## EXERCISE BRIEF
Look through the records below and give the number of lines holding the string "Administration", nothing more.

Dataset excerpts
◇ ◇ ◇ ◇ ◇

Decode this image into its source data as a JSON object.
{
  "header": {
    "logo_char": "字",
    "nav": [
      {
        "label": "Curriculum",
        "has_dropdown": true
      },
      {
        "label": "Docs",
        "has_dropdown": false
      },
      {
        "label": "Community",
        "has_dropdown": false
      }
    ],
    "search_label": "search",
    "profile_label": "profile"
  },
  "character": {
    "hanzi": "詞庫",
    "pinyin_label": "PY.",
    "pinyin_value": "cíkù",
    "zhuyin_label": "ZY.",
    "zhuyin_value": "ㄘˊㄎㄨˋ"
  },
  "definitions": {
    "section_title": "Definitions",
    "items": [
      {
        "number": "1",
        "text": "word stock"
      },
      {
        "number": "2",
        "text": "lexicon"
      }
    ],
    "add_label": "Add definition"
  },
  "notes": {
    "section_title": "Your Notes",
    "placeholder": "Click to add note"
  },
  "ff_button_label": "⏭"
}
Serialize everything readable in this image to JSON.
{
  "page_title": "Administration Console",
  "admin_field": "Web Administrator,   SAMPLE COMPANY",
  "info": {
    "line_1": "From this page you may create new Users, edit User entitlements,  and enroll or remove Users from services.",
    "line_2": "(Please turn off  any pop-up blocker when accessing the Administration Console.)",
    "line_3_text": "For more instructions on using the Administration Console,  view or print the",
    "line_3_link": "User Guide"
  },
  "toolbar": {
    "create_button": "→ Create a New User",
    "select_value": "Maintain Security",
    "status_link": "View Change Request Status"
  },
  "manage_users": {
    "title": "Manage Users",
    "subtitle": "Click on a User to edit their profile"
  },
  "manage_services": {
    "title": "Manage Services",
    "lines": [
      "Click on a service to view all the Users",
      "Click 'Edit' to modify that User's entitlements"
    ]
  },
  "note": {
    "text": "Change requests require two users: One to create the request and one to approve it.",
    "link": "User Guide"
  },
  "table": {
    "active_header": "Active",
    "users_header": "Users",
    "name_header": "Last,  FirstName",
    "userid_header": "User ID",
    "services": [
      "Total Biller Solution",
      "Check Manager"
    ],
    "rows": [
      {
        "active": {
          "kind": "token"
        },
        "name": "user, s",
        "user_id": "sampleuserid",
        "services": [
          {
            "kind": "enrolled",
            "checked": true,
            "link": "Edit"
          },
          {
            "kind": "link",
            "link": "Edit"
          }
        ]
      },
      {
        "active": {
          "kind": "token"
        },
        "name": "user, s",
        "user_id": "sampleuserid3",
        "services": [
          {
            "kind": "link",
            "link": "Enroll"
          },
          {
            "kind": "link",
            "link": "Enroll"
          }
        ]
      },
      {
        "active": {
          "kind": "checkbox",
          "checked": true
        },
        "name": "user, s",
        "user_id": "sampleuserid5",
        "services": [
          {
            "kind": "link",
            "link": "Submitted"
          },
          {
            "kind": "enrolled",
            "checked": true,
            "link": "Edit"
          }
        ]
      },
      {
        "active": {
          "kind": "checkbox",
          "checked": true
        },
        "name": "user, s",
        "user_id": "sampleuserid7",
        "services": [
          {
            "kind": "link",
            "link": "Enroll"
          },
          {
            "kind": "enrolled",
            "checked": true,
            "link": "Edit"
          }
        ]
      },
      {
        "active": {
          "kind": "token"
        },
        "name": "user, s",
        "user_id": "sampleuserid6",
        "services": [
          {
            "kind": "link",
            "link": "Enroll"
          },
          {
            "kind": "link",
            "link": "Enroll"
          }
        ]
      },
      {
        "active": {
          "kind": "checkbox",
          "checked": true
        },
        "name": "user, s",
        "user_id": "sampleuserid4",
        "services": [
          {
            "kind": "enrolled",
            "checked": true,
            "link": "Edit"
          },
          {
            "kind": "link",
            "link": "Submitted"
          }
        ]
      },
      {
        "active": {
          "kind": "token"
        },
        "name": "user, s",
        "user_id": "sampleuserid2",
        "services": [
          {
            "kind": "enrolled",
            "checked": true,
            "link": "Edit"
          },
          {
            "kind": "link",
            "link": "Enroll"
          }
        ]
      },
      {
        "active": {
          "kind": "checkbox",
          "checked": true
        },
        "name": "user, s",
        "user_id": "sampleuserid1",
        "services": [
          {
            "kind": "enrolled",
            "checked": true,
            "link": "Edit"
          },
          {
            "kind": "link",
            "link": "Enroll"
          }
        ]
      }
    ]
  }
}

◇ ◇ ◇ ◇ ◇

## ANSWER TO THE PROBLEM
3